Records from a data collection
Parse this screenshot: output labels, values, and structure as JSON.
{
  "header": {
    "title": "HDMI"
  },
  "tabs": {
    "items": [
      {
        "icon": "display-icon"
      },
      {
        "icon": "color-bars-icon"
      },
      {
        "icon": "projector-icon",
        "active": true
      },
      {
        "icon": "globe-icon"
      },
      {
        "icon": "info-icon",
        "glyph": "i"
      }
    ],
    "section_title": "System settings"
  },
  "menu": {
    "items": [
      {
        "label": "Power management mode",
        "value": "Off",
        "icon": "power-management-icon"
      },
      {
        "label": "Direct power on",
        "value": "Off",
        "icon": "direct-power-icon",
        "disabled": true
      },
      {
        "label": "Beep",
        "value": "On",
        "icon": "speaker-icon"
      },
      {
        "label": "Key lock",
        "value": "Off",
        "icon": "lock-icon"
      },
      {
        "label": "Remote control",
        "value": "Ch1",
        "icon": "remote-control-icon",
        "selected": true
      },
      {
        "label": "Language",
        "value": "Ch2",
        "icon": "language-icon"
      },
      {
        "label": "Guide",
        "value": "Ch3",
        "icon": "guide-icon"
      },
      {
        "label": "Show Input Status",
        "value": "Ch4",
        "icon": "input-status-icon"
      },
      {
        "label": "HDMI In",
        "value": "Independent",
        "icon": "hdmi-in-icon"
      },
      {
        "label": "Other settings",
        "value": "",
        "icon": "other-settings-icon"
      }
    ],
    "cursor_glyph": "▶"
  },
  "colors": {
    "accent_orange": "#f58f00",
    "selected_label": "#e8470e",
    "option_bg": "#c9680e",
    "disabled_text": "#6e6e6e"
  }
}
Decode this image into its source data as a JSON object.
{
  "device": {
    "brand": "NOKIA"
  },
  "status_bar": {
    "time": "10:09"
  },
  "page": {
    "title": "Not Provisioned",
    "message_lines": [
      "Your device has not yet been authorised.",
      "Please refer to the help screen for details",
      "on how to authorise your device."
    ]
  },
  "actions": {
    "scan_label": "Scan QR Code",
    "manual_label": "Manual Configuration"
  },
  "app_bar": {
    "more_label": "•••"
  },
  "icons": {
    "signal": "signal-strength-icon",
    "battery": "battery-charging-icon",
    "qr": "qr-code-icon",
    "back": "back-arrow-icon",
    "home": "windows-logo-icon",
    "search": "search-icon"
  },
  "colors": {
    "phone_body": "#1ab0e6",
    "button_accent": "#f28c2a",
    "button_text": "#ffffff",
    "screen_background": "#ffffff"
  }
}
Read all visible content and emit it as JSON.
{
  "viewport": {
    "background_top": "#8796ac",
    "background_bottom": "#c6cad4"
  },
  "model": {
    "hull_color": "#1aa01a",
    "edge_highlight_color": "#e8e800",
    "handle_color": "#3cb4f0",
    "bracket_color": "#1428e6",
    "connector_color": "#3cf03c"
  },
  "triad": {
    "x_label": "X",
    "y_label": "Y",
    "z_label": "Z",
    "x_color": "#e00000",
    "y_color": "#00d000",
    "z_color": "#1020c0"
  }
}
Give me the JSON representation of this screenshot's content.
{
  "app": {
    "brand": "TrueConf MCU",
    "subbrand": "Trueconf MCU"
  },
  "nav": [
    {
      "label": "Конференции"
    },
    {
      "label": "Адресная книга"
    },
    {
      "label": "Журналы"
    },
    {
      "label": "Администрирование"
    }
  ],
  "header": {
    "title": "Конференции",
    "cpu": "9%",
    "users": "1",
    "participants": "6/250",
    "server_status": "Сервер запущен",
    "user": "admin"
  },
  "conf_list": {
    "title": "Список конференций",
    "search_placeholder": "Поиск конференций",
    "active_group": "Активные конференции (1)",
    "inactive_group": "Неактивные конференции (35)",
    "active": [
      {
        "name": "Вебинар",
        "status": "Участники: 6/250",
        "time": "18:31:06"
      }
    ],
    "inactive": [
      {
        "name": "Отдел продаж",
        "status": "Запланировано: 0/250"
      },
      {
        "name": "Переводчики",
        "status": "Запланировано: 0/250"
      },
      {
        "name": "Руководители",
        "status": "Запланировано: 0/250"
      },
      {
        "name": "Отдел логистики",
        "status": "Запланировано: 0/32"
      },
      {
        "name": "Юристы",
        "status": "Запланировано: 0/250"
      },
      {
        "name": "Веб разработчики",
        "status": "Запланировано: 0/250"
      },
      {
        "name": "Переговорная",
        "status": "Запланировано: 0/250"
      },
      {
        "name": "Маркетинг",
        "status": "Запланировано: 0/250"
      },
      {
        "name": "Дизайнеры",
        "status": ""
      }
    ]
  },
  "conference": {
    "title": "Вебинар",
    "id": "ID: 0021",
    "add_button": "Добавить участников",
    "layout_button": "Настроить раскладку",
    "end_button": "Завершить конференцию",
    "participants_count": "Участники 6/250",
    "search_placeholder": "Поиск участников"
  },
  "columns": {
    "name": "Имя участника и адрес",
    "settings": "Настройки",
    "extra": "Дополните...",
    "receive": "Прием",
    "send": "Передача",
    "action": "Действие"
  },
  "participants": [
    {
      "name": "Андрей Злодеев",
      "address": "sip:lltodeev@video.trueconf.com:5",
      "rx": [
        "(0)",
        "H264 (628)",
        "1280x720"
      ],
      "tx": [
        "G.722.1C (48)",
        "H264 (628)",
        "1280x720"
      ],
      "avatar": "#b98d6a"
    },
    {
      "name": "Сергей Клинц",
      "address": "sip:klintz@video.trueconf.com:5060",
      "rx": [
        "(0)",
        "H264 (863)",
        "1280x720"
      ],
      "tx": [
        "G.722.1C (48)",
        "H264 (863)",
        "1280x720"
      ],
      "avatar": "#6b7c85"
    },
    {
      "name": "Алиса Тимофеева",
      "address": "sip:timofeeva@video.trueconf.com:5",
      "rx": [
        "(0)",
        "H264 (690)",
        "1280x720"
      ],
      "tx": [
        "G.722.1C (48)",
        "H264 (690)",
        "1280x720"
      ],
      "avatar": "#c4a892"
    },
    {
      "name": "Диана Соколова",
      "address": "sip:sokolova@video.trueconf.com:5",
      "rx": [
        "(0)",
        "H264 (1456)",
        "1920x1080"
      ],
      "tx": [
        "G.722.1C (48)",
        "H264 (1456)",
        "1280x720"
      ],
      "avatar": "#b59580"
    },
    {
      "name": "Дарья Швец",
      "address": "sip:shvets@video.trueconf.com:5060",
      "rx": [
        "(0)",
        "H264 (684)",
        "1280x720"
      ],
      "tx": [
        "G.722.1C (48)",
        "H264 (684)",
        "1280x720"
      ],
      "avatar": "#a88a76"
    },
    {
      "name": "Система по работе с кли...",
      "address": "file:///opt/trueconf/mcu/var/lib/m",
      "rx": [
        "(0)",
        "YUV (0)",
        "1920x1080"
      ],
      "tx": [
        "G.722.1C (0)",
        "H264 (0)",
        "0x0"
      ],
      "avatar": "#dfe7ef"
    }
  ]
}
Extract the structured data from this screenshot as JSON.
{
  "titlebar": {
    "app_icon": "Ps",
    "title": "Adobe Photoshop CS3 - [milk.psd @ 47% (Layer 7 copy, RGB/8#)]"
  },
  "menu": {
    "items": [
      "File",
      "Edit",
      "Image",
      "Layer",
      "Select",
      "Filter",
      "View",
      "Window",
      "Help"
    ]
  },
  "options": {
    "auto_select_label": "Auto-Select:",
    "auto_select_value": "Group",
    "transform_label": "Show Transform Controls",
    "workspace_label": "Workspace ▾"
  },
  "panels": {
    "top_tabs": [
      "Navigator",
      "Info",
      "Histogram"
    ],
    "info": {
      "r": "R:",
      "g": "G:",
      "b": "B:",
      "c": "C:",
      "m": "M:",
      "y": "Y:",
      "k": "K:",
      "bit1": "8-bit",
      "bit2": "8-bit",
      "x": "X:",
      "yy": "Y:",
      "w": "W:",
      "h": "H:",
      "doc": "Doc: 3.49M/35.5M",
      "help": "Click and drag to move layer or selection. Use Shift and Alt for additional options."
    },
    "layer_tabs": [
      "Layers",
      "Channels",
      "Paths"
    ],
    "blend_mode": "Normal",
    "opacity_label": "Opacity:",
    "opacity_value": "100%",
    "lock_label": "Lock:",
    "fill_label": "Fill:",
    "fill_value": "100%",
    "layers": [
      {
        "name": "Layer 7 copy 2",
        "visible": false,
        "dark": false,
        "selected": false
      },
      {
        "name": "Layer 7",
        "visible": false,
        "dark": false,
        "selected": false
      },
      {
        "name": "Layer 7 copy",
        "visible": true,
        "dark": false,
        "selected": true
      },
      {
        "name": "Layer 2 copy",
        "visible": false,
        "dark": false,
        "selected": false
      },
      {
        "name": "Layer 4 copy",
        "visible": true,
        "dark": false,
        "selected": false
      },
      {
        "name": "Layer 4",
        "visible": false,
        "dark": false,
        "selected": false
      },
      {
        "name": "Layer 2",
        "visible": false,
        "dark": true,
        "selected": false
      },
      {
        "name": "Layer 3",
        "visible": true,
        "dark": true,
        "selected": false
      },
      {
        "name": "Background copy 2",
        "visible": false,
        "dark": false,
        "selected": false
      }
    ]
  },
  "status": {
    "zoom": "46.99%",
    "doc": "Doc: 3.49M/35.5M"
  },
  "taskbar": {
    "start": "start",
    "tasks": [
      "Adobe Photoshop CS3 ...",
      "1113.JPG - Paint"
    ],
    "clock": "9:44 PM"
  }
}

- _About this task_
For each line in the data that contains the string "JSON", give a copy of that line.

- _Answer for this exercise_
Parse this screenshot: output labels, values, and structure as JSON.
Decode this image into its source data as a JSON object.
Read all visible content and emit it as JSON.
Give me the JSON representation of this screenshot's content.
Extract the structured data from this screenshot as JSON.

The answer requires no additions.